Natalie’s mother was already there yelling at the cop. “This is a nice girl.” She got close to his face, hands on hips, spit talking, “She isn’t what you think she is.” He ignored her, opened the back door of the squad car and ordered me to get in. Without asking, she jumped in the other side. Natalie’s mom, who had watched me play cards, and dance with her daughters in her living room, had never spoken to me. Now she patted my hand. “Stop your crying, girl. I’m not gonna let them do nothing to you.”
My mother didn’t know who called, but the woman scared the hell out of her. “Your girl was arrested. The cops took her off to jail.” My father was at a meeting and she was without a car, so somebody came to get her. She didn’t say much about that except it was the most terrifying ride of her life.
The police brought my mother to the room where Natalie’s mother and I waited. Mom’s neck had red blotches and her voice trembled. Natalie’s mother said she would leave when my mother came, but she stayed.

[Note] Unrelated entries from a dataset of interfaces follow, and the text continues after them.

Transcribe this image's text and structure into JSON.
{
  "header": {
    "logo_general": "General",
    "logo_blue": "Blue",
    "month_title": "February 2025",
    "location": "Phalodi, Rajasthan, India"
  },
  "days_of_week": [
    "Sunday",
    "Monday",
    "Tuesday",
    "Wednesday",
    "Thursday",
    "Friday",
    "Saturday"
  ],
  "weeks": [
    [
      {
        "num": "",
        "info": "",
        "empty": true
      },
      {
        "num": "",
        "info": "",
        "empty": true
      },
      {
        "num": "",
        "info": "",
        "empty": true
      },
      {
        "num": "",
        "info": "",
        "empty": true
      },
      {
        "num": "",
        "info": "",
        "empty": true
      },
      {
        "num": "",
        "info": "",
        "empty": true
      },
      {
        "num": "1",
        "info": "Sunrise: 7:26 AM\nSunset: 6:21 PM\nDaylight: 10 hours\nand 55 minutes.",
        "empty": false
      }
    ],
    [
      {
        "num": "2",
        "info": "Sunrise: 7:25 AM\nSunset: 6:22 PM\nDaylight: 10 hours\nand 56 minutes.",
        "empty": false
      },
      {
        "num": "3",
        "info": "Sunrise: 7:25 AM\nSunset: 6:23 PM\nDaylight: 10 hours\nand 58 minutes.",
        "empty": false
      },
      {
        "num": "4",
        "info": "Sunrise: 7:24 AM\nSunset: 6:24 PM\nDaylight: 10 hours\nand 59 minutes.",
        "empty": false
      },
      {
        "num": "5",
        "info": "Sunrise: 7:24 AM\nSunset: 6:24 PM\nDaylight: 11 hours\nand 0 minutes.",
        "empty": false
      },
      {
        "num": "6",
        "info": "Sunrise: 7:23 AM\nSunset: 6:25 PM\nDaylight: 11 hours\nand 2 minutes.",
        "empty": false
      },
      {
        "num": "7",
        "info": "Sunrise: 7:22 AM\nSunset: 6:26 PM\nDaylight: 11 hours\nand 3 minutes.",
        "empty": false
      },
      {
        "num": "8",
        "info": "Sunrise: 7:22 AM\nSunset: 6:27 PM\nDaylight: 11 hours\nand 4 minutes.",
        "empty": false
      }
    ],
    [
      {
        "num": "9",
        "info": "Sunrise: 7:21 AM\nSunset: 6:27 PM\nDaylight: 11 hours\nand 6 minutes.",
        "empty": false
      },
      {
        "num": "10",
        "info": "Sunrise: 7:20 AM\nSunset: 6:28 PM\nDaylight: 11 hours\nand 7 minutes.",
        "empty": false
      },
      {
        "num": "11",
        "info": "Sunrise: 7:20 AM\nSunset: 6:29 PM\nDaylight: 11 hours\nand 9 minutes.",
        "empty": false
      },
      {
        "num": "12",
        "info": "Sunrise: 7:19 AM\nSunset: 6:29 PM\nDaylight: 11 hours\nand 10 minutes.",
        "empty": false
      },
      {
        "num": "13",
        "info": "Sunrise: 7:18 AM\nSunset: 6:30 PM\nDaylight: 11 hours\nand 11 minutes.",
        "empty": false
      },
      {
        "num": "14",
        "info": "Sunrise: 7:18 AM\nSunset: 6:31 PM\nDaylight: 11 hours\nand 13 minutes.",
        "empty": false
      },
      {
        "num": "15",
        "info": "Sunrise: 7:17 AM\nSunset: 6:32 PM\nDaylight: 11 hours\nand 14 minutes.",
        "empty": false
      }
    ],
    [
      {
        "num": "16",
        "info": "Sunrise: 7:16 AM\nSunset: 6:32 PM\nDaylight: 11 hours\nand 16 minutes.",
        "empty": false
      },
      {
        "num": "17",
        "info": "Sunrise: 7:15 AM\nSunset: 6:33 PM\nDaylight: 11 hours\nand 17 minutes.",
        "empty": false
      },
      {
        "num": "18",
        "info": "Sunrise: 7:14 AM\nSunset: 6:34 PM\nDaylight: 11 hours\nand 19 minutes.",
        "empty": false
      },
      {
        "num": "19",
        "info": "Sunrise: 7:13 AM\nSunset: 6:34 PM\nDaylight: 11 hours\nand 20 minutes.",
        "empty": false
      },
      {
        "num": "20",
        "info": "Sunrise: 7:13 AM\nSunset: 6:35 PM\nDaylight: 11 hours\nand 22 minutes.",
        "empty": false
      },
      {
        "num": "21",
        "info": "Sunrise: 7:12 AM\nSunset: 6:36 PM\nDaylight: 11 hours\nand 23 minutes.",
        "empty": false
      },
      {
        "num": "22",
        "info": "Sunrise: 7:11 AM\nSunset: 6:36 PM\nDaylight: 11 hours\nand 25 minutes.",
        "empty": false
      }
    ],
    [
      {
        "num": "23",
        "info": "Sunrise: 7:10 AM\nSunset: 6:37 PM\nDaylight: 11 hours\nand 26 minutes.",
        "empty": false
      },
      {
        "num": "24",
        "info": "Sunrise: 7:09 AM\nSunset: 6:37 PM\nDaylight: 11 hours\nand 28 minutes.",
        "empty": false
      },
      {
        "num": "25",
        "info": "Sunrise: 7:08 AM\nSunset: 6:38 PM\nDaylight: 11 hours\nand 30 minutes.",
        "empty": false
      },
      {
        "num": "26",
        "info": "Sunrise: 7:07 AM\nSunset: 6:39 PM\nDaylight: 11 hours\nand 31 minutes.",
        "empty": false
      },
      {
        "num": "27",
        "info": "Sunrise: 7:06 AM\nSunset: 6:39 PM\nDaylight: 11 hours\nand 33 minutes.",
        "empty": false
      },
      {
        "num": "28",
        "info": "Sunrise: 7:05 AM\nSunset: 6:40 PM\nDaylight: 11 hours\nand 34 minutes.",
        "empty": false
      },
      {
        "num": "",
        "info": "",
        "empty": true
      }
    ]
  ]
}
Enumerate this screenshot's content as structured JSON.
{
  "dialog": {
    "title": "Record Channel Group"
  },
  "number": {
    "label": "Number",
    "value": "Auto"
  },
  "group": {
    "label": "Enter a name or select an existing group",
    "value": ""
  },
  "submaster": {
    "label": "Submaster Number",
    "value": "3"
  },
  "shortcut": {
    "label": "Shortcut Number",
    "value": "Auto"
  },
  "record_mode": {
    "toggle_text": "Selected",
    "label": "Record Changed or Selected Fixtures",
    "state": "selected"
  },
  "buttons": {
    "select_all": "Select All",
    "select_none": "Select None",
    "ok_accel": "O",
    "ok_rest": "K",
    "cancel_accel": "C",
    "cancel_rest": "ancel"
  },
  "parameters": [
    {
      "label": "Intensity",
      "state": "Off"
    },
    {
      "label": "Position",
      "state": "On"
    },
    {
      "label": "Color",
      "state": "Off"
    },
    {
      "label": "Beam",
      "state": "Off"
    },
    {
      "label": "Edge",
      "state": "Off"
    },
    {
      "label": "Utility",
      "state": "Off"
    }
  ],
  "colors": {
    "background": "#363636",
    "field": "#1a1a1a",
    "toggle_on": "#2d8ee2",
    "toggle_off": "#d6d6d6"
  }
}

The policeman asked my mother if I had permission to drive her car. She nodded.
“Did you know where your daughter was tonight?”
She looked at me. “You were supposed to be at the game.”
“I was, and then I drove the girls home.”
Mom nodded to the officer. “Yes, I knew she was doing that.”
Natalie's mother laughed.
The officer excused himself and left the room. I introduced my mother to Natalie’s mom. She described the whole scenario but didn’t tell mom I cried. She lied. “You’ve got a brave daughter here.” My mother smiled, but it was her polite smile. She was too angry to understand what Natalie's mom was saying.
The cop came back with my car keys and court date papers. "You can take her home."
Friends gave us a ride back to my car. They all had stories of first time arrests. They made the stories sound funny even though they weren't. We laughed, but my mother was horrified.
Alone in our car I said, “I can’t believe this happened. I wasn’t doing anything wrong.” She screamed, “Nothing wrong??!!! YOU DID NOTHING WRONG??? POLICE DON’T ARREST PEOPLE FOR NOTHING.” Her hands gripped the steering wheel. “Do you have any idea how humiliating this is? What will the neighbors think?” I turned away to hide my rolling eyes.
My father came home and listened to my mother’s ranting, and my defense. He read over the court order. The only charge was driving without a license. He was mad, but not at me. “All they had to do was look up the records.”
The next day at school kids expressed their outrage and ask when the court date was. They promised to be there. A black student activist said this was an opportunity to expose racist attitudes of the cops. Witnesses for me, could cite their own experiences. My parents hadn’t let me go South for the Freedom Rides, but I could do this.
That night at dinner my father said he called a judge who was a friend of a friend. “You had twenty-four hours to produce your license. The police over-reacted.”
“Good. In court we’re going to show how racist they are. They’ve done worse things to my friends.”
My father shook his head. “You’re not going to court. The Judge told them to drop the charges.” I acted upset, but felt relieved. As brave as I wanted to be, I was only courageous in my fantasies. Real life had not demanded it from me.
Telling my friends made me feel very white and privileged. They teased and I didn’t have a good come-back. “Will your Daddy to adopt us?” I apologized to the student activist, but he shrugged me off. “It’s not your problem.”
Thirty years later I came home and told my husband it was my lucky day. A cop pulled me over and said I was going 45 in a 30 mph zone, ran through a stop sign, and did not come to a complete stop at the light. "Can you believe it? He let me off with a warning!" My husband, who has been stopped numerous times for doing nothing but driving in his own brown skin, shook his head, “Honey, you’re not lucky. You’re white.”
I was embarrassed at my naivety and wanted to find the cop to demand he arrest me. That would have been dumb. My husband and I share income and bills. White privilege saved us both 300 bucks.